For an hour or so daily, black-tipped reef sharks join the waters of the pink stingrays in the Pacific Islands, off the coast of Moorea. This French Polynesian island is accented with Colonial architecture, friendly locals, and island cuisine. Most people visit Moorea to discover the angry volcanoes that lurk in the distance, but braver souls ignore the smoking giants, and instead look inside (of the waters).
Because the sharks are inclined to feed on the pink stingrays whenever possible, the two are not often seen in the same area. In this Moorean lagoon, the two swim alongside of one another, and seemingly enjoy the sport of racing. Clever Moorea villagers decided that profits could be made from this wonderful pass time of watching the stingrays and sharks playing.
Fifteen years ago the locals began feeding the stingrays, in order to attract more of them. Tourists are now able to accompany locals to the shores, to feed the dangerous pink stingrays. The sharks still come to the lagoon, lured by the smell of fish being consumed by the stingrays. Today, the rays are the only marine animals that it is permissible to feed in Moorea.
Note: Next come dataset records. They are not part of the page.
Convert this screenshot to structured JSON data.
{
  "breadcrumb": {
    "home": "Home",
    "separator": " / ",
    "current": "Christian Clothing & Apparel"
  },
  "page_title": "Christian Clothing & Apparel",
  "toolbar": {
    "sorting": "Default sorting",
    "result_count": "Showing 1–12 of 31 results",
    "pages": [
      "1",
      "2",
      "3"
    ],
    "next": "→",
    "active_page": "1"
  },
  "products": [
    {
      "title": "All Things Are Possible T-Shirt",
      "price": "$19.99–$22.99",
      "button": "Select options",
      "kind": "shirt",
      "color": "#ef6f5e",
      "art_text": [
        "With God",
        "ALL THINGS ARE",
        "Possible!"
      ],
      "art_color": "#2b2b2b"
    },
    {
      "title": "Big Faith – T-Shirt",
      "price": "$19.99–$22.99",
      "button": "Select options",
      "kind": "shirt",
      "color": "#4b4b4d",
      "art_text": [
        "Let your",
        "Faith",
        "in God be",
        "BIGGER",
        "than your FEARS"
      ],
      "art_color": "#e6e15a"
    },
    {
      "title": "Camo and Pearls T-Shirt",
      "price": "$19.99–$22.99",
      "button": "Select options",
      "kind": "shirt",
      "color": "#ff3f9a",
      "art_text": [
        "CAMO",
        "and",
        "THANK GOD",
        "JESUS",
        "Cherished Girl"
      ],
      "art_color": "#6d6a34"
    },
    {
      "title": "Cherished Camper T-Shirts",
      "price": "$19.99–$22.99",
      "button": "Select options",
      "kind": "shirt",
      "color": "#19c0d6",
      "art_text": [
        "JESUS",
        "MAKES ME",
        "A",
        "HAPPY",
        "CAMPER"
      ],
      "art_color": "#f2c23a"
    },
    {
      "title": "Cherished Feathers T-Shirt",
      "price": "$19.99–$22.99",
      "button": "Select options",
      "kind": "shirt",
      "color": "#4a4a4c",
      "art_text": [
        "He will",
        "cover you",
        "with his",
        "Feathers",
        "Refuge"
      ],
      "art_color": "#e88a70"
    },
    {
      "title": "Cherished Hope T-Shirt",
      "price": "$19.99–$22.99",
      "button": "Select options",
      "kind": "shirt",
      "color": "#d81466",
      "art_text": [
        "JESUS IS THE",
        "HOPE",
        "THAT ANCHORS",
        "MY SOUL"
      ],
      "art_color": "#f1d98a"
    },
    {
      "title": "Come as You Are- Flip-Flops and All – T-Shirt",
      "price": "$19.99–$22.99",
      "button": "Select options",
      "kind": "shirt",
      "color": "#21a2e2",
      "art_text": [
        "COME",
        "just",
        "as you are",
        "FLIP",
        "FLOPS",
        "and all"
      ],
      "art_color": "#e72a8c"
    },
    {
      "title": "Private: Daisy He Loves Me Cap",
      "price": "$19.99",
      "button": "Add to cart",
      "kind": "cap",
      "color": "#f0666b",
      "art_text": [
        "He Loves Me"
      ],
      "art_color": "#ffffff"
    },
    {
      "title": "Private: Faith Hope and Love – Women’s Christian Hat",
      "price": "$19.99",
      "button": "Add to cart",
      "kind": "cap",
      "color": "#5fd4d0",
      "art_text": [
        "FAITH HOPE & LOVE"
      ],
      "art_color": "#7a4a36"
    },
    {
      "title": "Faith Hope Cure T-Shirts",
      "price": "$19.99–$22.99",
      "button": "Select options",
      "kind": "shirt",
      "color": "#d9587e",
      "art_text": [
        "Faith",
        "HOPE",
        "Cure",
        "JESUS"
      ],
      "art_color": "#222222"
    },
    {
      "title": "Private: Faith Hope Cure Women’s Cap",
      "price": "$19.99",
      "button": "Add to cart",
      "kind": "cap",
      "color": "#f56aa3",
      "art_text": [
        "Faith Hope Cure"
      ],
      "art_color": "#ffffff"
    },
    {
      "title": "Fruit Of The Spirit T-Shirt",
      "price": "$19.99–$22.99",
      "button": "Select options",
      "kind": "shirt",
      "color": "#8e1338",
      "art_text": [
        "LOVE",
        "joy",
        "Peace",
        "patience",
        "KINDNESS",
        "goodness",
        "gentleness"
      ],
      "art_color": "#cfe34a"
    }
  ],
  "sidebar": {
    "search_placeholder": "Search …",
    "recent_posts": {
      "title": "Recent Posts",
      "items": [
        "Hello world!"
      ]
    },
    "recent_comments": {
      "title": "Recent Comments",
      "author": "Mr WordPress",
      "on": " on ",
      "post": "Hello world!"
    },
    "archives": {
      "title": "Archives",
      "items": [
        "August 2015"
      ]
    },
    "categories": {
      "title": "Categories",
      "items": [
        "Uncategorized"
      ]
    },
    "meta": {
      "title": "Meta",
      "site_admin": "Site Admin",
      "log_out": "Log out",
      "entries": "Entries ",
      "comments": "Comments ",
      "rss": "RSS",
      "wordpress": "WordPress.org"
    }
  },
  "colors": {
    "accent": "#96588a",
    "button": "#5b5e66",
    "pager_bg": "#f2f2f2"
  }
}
Claiming that it’s perfectly safe to get into the waters with the black-tipped reef sharks, guides will often lead tourists into the water with the rays, to feed them close up. The guides in Moorea believe that black-tipped reef sharks in the Pacific Islands have different behaviour patterns than sharks elsewhere, so people need not fear them.
Swimming with the sharks is usually slang for death, but in the case of Moorea, it’s a re-birthing of sorts. People transcend their fears, and also manage to feed stingrays. The experience is something spiritual, a close tie with nature that people can’t understand until they’ve done it, and it’s worth the trip to Moorea in the Pacific Islands.